This study has several limitations. First, the nonresponse rates for interns (53%), residents (52%), and supervisory physicians (41%) were relatively high (Figure (Figure1).1). Although this difference did not reach statistical significance, physicians with less status (interns and residents) had lower response rates. Given that younger physicians work longer hours, it is possible that these low response rates are attributable to lower-status physicians' being too busy with clinical work to answer our questionnaire. This would suggest that the study sample was biased in favour of less busy physicians. Moreover, participants interested in palliative care and those who were able to collaborate with PCTs on a more continuous basis than were average physicians might have been more willing to answer all the questions. These sampling biases need to be considered when the results of this study are applied in other settings.
Second, this study did not consider differences in departments. Physicians in particular departments, such as those involving gastrointestinal conditions, would be expected to be familiar with the analgesic ladder because they encounter cancer patients more frequently and treat them for longer periods than do physicians in other departments. As a result, they might have more experience with PCTs or be more aware of the importance of continual collaboration with PCTs. Therefore, differences in departments might have acted as a confounding variable.
Despite these limitations, this study offers important benefits because it surveyed general physicians about their attitudes to collaboration with PCTs. The development of leaders in this field is necessary for encouraging physicians to specialize in palliative care and to acquire basic knowledge about this domain, including about the WHO analgesic ladder.
The authors declare that they have no competing interests.
NT was the chief investigator for the project and provided final approval for the study design of the project.

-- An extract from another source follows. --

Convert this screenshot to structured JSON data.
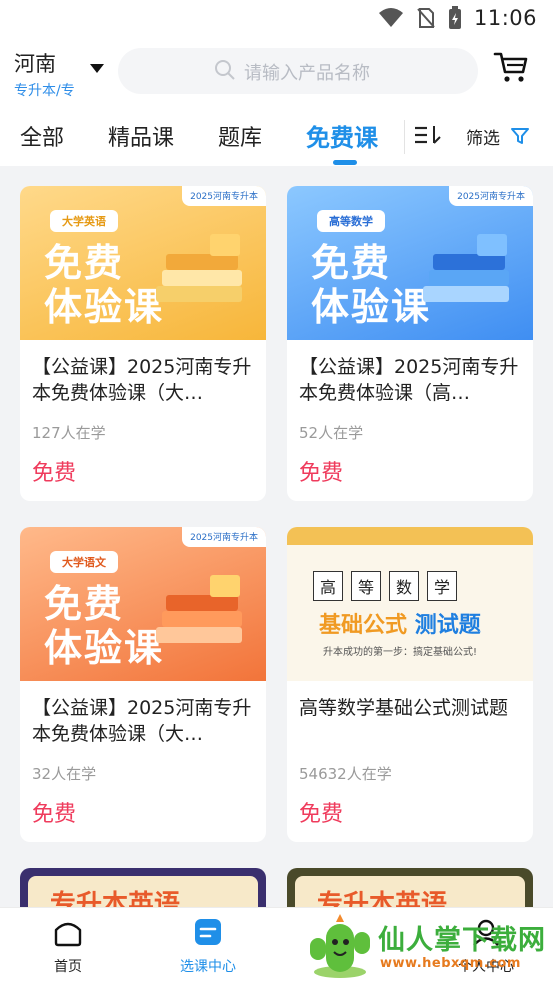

MO conducted the survey, performed data analysis, interpreted the data, and wrote the draft version of this article. MK was involved in the development of the project and revised the article with respect to important intellectual content. MN conceived the study, helped in its implementation, analyzed the focus groups, and contributed to the manuscript. EA made the final decision to develop the project and arranged for the recruitment of participants. All authors read and approved the final manuscript.
The pre-publication history for this paper can be accessed here:
We thank the members of the Department of Health Service Research at the Graduate School of Comprehensive Human Science of the University of Tsukuba for their thoughtful advice. We especially thank Dr. Kizawa and Dr. Bachynsky for their advice and support. This study was supported by grants from the Japanese Ministry of Health, Labor, and Welfare(H17-choju-040), and the Ministry of Education, Culture, Sports, Science and Technology KAKENHI, Grant-in-Aid for Scientific Reserch(B)21390202.